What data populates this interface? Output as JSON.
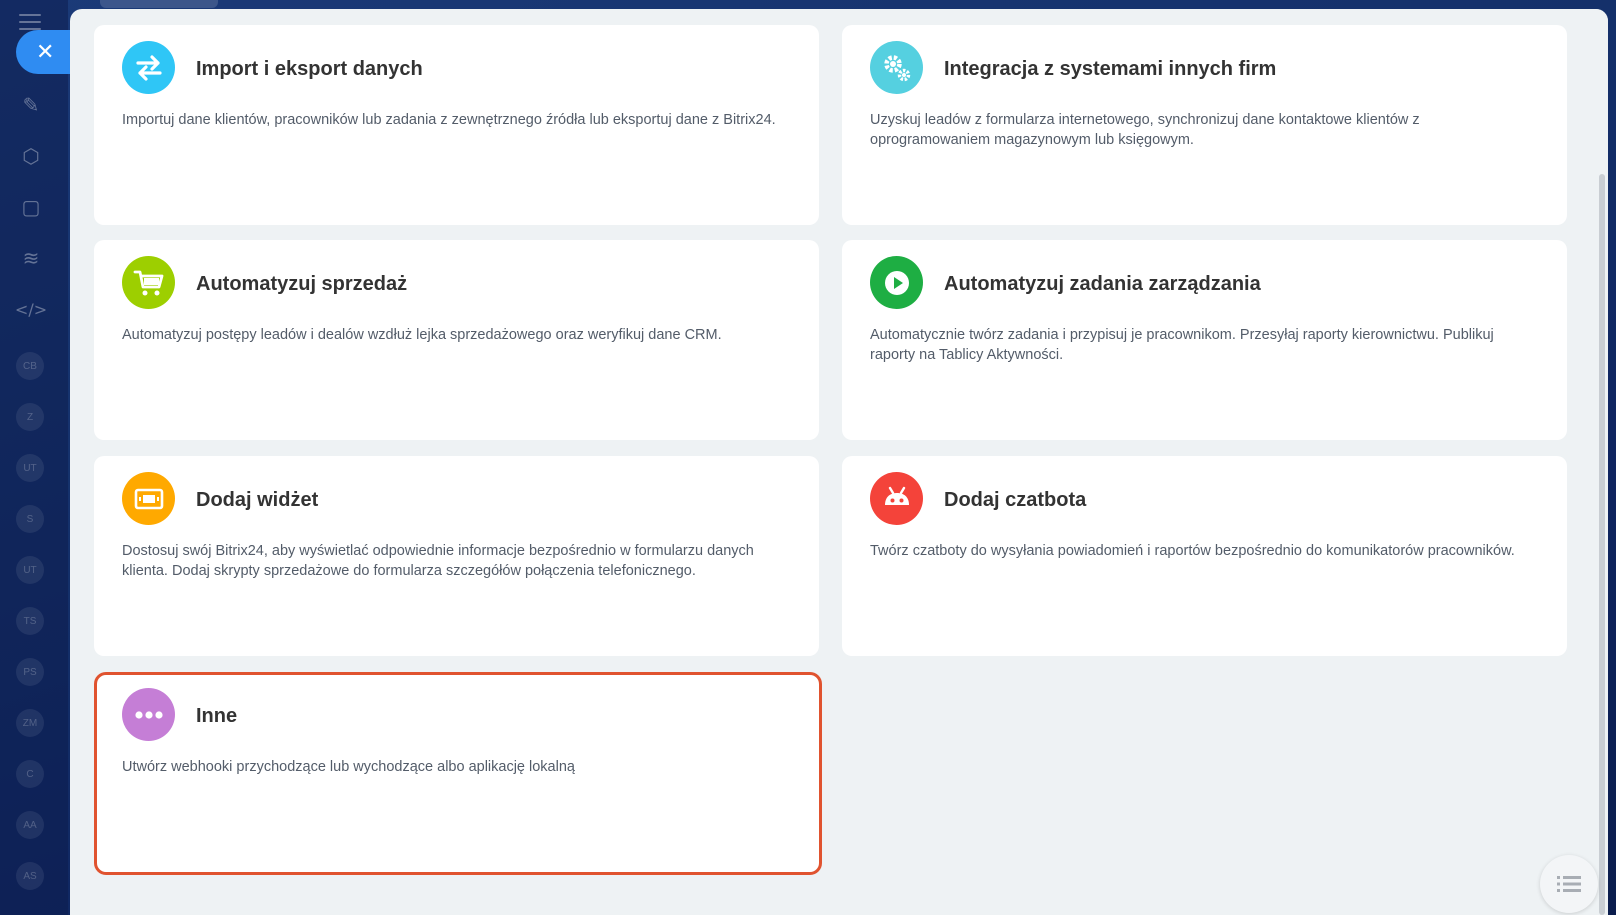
{
  "sidebar": {
    "close_glyph": "✕",
    "avatars": [
      "CB",
      "Z",
      "UT",
      "S",
      "UT",
      "TS",
      "PS",
      "ZM",
      "C",
      "AA",
      "AS"
    ]
  },
  "cards": [
    {
      "title": "Import i eksport danych",
      "desc": "Importuj dane klientów, pracowników lub zadania z zewnętrznego źródła lub eksportuj dane z Bitrix24.",
      "icon": "arrows-exchange-icon",
      "color": "#2fc6f6"
    },
    {
      "title": "Integracja z systemami innych firm",
      "desc": "Uzyskuj leadów z formularza internetowego, synchronizuj dane kontaktowe klientów z oprogramowaniem magazynowym lub księgowym.",
      "icon": "gears-icon",
      "color": "#55d0e0"
    },
    {
      "title": "Automatyzuj sprzedaż",
      "desc": "Automatyzuj postępy leadów i dealów wzdłuż lejka sprzedażowego oraz weryfikuj dane CRM.",
      "icon": "cart-icon",
      "color": "#9dcf00"
    },
    {
      "title": "Automatyzuj zadania zarządzania",
      "desc": "Automatycznie twórz zadania i przypisuj je pracownikom. Przesyłaj raporty kierownictwu. Publikuj raporty na Tablicy Aktywności.",
      "icon": "play-icon",
      "color": "#1eae43"
    },
    {
      "title": "Dodaj widżet",
      "desc": "Dostosuj swój Bitrix24, aby wyświetlać odpowiednie informacje bezpośrednio w formularzu danych klienta. Dodaj skrypty sprzedażowe do formularza szczegółów połączenia telefonicznego.",
      "icon": "widget-icon",
      "color": "#ffa900"
    },
    {
      "title": "Dodaj czatbota",
      "desc": "Twórz czatboty do wysyłania powiadomień i raportów bezpośrednio do komunikatorów pracowników.",
      "icon": "robot-icon",
      "color": "#f4433a"
    },
    {
      "title": "Inne",
      "desc": "Utwórz webhooki przychodzące lub wychodzące albo aplikację lokalną",
      "icon": "more-dots-icon",
      "color": "#c57ed6"
    }
  ]
}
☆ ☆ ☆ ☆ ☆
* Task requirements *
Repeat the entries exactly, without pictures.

* Answer box *
What data populates this interface? Output as JSON.
{
  "sidebar": {
    "close_glyph": "✕",
    "avatars": [
      "CB",
      "Z",
      "UT",
      "S",
      "UT",
      "TS",
      "PS",
      "ZM",
      "C",
      "AA",
      "AS"
    ]
  },
  "cards": [
    {
      "title": "Import i eksport danych",
      "desc": "Importuj dane klientów, pracowników lub zadania z zewnętrznego źródła lub eksportuj dane z Bitrix24.",
      "icon": "arrows-exchange-icon",
      "color": "#2fc6f6"
    },
    {
      "title": "Integracja z systemami innych firm",
      "desc": "Uzyskuj leadów z formularza internetowego, synchronizuj dane kontaktowe klientów z oprogramowaniem magazynowym lub księgowym.",
      "icon": "gears-icon",
      "color": "#55d0e0"
    },
    {
      "title": "Automatyzuj sprzedaż",
      "desc": "Automatyzuj postępy leadów i dealów wzdłuż lejka sprzedażowego oraz weryfikuj dane CRM.",
      "icon": "cart-icon",
      "color": "#9dcf00"
    },
    {
      "title": "Automatyzuj zadania zarządzania",
      "desc": "Automatycznie twórz zadania i przypisuj je pracownikom. Przesyłaj raporty kierownictwu. Publikuj raporty na Tablicy Aktywności.",
      "icon": "play-icon",
      "color": "#1eae43"
    },
    {
      "title": "Dodaj widżet",
      "desc": "Dostosuj swój Bitrix24, aby wyświetlać odpowiednie informacje bezpośrednio w formularzu danych klienta. Dodaj skrypty sprzedażowe do formularza szczegółów połączenia telefonicznego.",
      "icon": "widget-icon",
      "color": "#ffa900"
    },
    {
      "title": "Dodaj czatbota",
      "desc": "Twórz czatboty do wysyłania powiadomień i raportów bezpośrednio do komunikatorów pracowników.",
      "icon": "robot-icon",
      "color": "#f4433a"
    },
    {
      "title": "Inne",
      "desc": "Utwórz webhooki przychodzące lub wychodzące albo aplikację lokalną",
      "icon": "more-dots-icon",
      "color": "#c57ed6"
    }
  ]
}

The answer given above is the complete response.